The entries below should be set down again exactly, with every picture left out.
Segment Start: Exercise materials
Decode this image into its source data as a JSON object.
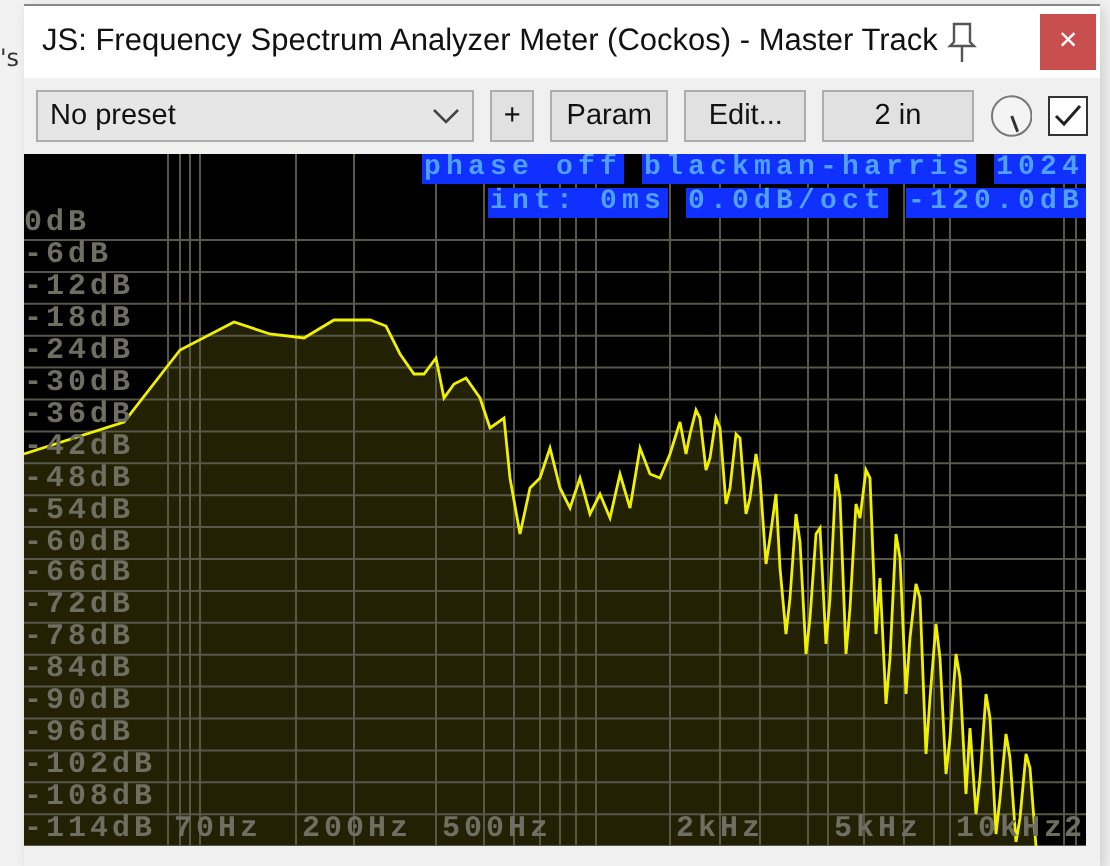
{
  "background_text": "'s",
  "window": {
    "title": "JS: Frequency Spectrum Analyzer Meter (Cockos) - Master Track",
    "close": "×"
  },
  "toolbar": {
    "preset": "No preset",
    "buttons": [
      "+",
      "Param",
      "Edit...",
      "2 in"
    ],
    "checked": true
  },
  "analyzer": {
    "info_rows": [
      [
        "phase off",
        "blackman-harris",
        "1024"
      ],
      [
        "int: 0ms",
        "0.0dB/oct",
        "-120.0dB"
      ]
    ],
    "db_labels": [
      "0dB",
      "-6dB",
      "-12dB",
      "-18dB",
      "-24dB",
      "-30dB",
      "-36dB",
      "-42dB",
      "-48dB",
      "-54dB",
      "-60dB",
      "-66dB",
      "-72dB",
      "-78dB",
      "-84dB",
      "-90dB",
      "-96dB",
      "-102dB",
      "-108dB",
      "-114dB"
    ],
    "freq_labels": [
      "70Hz",
      "200Hz",
      "500Hz",
      "2kHz",
      "5kHz",
      "10kHz",
      "2"
    ]
  }
}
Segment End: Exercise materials
Expected answer >>
Decode this image into its source data as a JSON object.
{
  "background_text": "'s",
  "window": {
    "title": "JS: Frequency Spectrum Analyzer Meter (Cockos) - Master Track",
    "close": "×"
  },
  "toolbar": {
    "preset": "No preset",
    "buttons": [
      "+",
      "Param",
      "Edit...",
      "2 in"
    ],
    "checked": true
  },
  "analyzer": {
    "info_rows": [
      [
        "phase off",
        "blackman-harris",
        "1024"
      ],
      [
        "int: 0ms",
        "0.0dB/oct",
        "-120.0dB"
      ]
    ],
    "db_labels": [
      "0dB",
      "-6dB",
      "-12dB",
      "-18dB",
      "-24dB",
      "-30dB",
      "-36dB",
      "-42dB",
      "-48dB",
      "-54dB",
      "-60dB",
      "-66dB",
      "-72dB",
      "-78dB",
      "-84dB",
      "-90dB",
      "-96dB",
      "-102dB",
      "-108dB",
      "-114dB"
    ],
    "freq_labels": [
      "70Hz",
      "200Hz",
      "500Hz",
      "2kHz",
      "5kHz",
      "10kHz",
      "2"
    ]
  }
}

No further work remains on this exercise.